# [Supplied material]

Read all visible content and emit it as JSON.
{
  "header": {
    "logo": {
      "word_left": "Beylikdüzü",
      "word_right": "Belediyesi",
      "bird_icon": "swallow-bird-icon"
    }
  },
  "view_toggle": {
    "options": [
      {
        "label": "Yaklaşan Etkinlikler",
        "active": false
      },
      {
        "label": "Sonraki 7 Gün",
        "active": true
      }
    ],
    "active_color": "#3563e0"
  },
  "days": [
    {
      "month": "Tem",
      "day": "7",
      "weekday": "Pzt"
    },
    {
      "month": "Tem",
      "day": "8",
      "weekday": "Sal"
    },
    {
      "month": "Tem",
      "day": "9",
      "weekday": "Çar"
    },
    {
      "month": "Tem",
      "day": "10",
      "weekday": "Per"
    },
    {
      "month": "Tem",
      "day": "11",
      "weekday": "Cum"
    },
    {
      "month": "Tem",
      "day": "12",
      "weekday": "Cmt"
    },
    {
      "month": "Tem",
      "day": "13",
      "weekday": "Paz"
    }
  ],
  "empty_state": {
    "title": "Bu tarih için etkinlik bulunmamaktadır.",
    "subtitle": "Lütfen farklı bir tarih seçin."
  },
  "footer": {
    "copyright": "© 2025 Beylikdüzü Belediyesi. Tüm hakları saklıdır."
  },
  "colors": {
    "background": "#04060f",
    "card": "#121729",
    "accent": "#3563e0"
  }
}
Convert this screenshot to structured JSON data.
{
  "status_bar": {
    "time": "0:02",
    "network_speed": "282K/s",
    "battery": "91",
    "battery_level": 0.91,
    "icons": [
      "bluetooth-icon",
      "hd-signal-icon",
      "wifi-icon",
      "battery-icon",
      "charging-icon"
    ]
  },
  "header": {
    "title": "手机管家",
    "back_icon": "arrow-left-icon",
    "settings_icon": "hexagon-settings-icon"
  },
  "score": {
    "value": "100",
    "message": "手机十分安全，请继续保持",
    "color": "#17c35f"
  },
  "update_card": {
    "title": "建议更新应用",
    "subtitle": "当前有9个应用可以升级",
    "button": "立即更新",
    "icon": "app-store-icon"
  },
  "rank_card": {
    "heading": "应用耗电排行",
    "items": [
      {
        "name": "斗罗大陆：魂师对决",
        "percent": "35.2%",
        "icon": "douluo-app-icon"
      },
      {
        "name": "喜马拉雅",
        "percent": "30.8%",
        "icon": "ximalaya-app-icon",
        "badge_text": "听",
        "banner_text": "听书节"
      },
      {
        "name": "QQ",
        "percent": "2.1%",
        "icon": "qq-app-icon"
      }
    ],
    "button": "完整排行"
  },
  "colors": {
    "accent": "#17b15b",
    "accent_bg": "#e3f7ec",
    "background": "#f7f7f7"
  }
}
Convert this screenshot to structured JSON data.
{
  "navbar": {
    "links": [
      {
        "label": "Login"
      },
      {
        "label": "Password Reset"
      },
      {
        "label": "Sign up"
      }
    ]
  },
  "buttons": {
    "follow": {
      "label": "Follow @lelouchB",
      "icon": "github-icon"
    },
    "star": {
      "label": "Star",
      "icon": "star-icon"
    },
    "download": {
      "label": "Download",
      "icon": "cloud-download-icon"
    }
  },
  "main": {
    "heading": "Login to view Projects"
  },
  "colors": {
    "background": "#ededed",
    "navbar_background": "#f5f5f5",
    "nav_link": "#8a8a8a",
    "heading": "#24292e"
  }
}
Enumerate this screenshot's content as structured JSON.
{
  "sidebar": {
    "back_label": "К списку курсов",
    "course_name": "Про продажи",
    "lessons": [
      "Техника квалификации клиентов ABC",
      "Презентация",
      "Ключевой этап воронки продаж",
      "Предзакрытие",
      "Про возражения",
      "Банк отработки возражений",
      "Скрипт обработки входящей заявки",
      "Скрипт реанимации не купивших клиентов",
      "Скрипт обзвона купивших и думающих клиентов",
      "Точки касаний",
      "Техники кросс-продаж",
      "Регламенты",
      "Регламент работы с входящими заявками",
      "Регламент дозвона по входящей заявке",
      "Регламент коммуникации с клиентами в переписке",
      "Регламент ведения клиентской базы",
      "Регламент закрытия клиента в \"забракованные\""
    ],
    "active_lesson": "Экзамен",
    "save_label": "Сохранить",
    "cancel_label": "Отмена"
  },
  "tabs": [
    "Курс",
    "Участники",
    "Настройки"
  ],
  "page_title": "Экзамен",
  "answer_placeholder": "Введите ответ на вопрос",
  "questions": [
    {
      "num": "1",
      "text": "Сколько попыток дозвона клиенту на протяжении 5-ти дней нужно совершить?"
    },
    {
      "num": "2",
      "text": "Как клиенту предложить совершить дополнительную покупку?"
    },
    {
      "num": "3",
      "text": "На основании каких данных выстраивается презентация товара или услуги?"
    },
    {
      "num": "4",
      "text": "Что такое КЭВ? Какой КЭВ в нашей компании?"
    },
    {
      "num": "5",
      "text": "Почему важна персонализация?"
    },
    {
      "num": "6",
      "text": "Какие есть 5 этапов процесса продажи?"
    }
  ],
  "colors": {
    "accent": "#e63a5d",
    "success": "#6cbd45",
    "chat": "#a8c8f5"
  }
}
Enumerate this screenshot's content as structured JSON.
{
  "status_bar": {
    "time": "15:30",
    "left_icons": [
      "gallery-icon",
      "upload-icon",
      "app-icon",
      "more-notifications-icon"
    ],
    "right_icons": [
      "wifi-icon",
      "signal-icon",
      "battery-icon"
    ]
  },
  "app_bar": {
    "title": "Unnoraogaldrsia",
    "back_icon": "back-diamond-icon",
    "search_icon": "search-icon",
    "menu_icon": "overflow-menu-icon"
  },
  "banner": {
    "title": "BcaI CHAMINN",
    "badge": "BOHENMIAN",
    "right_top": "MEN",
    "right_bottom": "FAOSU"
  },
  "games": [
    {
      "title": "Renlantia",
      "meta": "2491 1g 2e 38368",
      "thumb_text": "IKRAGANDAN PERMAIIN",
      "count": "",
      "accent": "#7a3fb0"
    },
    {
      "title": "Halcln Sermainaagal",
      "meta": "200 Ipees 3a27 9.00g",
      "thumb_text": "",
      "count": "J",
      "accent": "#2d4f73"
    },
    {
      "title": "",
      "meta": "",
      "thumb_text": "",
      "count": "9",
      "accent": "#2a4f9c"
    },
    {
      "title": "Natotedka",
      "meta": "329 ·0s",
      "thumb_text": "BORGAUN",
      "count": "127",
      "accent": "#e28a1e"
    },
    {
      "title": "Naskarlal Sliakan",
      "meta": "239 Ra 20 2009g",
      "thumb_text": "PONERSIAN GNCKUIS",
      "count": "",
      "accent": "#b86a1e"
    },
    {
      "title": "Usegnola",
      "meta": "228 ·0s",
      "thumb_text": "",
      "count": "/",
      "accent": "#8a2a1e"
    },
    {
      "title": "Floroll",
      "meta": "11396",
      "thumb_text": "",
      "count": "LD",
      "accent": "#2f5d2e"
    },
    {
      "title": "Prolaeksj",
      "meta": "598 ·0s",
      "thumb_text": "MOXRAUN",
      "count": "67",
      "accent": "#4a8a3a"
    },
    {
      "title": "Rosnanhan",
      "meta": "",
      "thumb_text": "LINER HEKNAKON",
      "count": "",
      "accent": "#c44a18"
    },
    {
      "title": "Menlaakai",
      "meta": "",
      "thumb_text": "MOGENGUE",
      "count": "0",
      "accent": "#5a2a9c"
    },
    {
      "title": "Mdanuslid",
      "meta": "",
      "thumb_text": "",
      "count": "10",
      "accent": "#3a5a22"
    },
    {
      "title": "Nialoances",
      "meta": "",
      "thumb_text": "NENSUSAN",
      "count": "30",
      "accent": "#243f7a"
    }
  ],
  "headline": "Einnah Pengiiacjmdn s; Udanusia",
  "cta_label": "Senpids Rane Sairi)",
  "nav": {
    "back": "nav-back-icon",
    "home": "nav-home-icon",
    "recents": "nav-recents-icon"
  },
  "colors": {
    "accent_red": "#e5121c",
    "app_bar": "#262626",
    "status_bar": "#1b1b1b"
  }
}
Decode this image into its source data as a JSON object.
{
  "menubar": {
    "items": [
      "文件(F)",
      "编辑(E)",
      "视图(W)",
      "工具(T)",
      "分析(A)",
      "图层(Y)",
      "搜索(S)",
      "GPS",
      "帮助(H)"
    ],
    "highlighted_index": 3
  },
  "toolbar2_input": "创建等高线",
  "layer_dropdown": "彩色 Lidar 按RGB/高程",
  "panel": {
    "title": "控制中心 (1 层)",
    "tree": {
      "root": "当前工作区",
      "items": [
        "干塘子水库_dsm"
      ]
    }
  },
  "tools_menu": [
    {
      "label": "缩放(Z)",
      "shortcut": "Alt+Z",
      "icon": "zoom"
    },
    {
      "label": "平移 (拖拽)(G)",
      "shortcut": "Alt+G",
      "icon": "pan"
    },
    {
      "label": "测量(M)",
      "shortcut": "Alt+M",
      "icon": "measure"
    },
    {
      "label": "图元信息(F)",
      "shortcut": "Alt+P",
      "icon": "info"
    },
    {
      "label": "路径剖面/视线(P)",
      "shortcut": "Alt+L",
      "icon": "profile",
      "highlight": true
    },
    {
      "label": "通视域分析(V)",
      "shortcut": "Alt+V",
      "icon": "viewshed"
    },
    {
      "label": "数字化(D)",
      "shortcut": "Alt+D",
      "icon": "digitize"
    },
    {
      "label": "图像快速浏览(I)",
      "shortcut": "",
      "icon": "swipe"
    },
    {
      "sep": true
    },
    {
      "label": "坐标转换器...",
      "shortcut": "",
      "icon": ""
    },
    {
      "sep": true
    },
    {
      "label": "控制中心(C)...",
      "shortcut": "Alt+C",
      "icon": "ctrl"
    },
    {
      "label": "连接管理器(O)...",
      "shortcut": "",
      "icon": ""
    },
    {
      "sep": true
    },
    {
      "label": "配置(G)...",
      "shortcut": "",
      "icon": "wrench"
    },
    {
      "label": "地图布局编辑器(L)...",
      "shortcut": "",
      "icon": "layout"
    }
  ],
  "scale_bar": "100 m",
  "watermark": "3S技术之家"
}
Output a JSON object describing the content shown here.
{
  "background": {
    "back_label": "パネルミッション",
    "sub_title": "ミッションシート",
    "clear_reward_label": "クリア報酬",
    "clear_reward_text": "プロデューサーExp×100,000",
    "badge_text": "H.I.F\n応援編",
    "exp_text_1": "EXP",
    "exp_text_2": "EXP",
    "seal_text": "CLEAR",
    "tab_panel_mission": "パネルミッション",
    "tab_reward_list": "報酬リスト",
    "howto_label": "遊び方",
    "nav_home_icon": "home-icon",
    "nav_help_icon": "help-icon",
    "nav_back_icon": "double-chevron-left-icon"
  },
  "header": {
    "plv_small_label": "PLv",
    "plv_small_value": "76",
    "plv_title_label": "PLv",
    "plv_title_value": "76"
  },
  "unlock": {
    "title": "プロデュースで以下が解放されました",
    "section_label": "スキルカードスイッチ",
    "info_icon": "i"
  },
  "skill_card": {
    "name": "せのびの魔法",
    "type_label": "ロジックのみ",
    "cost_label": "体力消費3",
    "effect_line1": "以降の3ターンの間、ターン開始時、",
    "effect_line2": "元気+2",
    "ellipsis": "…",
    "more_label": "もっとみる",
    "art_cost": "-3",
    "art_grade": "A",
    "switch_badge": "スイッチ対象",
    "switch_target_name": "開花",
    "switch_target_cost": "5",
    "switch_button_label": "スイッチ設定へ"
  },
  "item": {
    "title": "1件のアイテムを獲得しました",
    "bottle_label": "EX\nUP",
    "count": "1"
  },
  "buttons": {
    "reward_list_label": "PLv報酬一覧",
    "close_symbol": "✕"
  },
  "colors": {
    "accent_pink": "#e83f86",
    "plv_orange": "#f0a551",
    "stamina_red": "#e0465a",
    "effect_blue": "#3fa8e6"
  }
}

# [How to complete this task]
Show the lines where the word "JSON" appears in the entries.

# [Output for this exercise]
Read all visible content and emit it as JSON.
Convert this screenshot to structured JSON data.
Convert this screenshot to structured JSON data.
Enumerate this screenshot's content as structured JSON.
Enumerate this screenshot's content as structured JSON.
Decode this image into its source data as a JSON object.
Output a JSON object describing the content shown here.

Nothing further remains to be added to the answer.